Hermanus is a town that has fully embraced its status as South Africa’s chief whale watching destination. Every year, the season is celebrated with the Hermanus Whale Festival, where live music, sizzling food trucks and art and craft stalls are accompanied by educational exhibits on marine life and conservation. There’s even a town Whale Crier, who stands watch on the waterfront and blows into a dry kelp horn whenever a whale surfaces.
Joining a boat trip is the best way to get close to the whales — both southern right and resident Bryde’s whales frequent the bay, fluking and spouting right before your eyes. You might also glimpse humpbacks, which sometimes pass by on their way to the east coast, as well as dolphins, sea lions and Cape fur seals.
You don’t have to be waterborne to see them, though. Between Hermanus’s New Harbour in the west and Piet-se-Bos in the east, you can follow a 12 km (7.5 mile) coastal path along the clifftops. From this lofty position, you have undisturbed views over the ocean and of any marine life that’s in passing. Viewing benches are spaced strategically along the coast, and you often don’t need binoculars for a clear sighting.

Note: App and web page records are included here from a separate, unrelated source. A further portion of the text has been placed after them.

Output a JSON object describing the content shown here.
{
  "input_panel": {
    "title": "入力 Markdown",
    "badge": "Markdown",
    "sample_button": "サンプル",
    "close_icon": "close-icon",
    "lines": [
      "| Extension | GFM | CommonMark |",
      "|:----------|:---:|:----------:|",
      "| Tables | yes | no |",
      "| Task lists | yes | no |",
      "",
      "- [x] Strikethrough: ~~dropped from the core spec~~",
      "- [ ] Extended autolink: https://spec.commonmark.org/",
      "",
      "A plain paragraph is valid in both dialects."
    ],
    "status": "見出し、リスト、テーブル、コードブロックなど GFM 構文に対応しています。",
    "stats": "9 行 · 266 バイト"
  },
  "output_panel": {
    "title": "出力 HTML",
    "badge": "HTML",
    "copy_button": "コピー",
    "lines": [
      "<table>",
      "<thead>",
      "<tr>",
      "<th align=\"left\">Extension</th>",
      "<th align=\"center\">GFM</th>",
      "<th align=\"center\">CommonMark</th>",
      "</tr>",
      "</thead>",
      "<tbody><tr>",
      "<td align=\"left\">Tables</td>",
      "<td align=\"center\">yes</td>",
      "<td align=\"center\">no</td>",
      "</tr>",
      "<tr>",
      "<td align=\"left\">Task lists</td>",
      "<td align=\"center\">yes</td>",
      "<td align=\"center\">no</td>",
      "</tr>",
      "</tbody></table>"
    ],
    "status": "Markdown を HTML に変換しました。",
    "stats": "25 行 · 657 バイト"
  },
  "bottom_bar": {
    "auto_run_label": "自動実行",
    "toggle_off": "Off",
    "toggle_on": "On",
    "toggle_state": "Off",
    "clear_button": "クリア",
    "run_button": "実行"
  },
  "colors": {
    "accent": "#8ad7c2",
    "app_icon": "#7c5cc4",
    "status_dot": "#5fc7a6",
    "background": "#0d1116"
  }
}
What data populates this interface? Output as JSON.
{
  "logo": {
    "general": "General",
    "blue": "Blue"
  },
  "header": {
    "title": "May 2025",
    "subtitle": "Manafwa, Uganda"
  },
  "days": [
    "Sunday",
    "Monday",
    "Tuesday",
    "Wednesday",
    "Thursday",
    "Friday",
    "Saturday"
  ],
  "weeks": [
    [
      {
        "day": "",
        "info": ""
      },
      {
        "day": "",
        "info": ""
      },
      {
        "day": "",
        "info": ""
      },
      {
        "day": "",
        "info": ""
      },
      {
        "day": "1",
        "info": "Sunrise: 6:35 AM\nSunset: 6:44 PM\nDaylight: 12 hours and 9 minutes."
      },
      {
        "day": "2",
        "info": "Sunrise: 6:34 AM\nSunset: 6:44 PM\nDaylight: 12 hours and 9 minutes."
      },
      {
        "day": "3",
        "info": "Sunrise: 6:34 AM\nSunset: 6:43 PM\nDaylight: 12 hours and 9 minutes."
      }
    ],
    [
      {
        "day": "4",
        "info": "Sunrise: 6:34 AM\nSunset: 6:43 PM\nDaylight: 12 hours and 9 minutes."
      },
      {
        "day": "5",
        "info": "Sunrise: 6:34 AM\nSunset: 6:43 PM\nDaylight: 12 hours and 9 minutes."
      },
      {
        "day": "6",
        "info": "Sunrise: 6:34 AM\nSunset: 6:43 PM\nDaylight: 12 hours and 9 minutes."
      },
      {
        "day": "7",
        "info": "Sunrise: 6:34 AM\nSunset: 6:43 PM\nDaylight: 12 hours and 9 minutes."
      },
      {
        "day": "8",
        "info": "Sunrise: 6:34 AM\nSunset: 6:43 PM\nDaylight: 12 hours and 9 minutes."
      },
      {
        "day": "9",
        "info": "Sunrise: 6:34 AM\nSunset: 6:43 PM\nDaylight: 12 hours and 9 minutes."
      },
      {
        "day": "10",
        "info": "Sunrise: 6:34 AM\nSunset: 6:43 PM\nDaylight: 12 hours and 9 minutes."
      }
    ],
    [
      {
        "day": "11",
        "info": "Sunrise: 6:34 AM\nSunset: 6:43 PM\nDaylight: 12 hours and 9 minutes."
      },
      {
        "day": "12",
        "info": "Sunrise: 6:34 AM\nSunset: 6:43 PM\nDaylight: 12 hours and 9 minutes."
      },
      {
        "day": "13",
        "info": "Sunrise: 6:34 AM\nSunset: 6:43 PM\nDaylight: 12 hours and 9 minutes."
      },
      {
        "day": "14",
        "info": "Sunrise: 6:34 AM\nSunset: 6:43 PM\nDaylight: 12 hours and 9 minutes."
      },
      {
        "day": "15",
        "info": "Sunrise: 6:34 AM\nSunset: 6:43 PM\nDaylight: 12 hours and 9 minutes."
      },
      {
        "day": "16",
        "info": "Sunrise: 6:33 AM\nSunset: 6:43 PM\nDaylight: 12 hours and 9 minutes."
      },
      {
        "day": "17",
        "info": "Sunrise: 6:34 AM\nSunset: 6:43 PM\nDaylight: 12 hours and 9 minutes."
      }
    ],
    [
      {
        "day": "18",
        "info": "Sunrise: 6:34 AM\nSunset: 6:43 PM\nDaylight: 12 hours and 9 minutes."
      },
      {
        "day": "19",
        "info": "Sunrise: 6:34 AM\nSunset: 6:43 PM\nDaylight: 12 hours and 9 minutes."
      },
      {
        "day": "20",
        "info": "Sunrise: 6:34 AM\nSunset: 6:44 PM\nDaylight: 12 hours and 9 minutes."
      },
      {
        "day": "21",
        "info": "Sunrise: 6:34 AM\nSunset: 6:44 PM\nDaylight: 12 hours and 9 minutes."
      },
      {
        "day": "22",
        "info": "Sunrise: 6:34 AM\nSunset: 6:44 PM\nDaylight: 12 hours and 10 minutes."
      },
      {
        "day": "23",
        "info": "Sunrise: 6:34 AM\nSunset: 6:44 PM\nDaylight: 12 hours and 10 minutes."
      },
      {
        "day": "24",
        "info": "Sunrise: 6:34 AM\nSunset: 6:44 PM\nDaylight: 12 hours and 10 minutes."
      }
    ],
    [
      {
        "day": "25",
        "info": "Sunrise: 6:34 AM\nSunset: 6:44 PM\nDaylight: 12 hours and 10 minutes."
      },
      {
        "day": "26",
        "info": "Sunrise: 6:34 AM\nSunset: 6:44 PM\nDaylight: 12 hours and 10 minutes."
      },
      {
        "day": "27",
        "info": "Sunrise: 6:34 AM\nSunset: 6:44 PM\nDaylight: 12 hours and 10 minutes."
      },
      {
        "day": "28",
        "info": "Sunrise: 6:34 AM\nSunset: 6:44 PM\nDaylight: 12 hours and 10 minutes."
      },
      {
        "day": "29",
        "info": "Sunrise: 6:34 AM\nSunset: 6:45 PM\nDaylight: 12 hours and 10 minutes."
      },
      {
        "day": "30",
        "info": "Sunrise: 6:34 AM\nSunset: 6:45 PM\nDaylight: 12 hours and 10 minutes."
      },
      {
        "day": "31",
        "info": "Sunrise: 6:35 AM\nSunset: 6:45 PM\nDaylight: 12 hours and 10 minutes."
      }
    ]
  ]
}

Your stay in Hermanus needn’t have a single focus. You can also join a ‘wine safari’ to the nearby Hemel en Aarde (Heaven on Earth) Valley. Here, the clay-rich soil and high altitude ensures vines thrive, producing wines to rival any of the more prominent Winelands’ exponents, particularly pinot noirs.
You travel in an open-sided safari vehicle through mountainous terrain, hopping on and off at different wineries to spend as long as you like sampling (and, perhaps, purchasing) their finest tipples. The area is also winning renown for its food, and you might like to lunch in one of the restaurants that have opened up within the wine estates.
Hermanus is backed by Fernkloof Nature Reserve, which spreads across the Kleinrivier Mountains. Here, you can walk among rare heather-like fynbos vegetation, following some of the 60 km (37 miles) of trails. As you wander, look out for wildlife such as rock hyraxes (known locally as dassies), mongooses, baboons and Cape grysbok.
Best time to visit Hermanus
While you can see marine life year-round from Hermanus, the main whale watching season lasts from June to November. Predictably, the town does get busy during this time, so it’s best to plan well ahead if you’d like to visit during these months.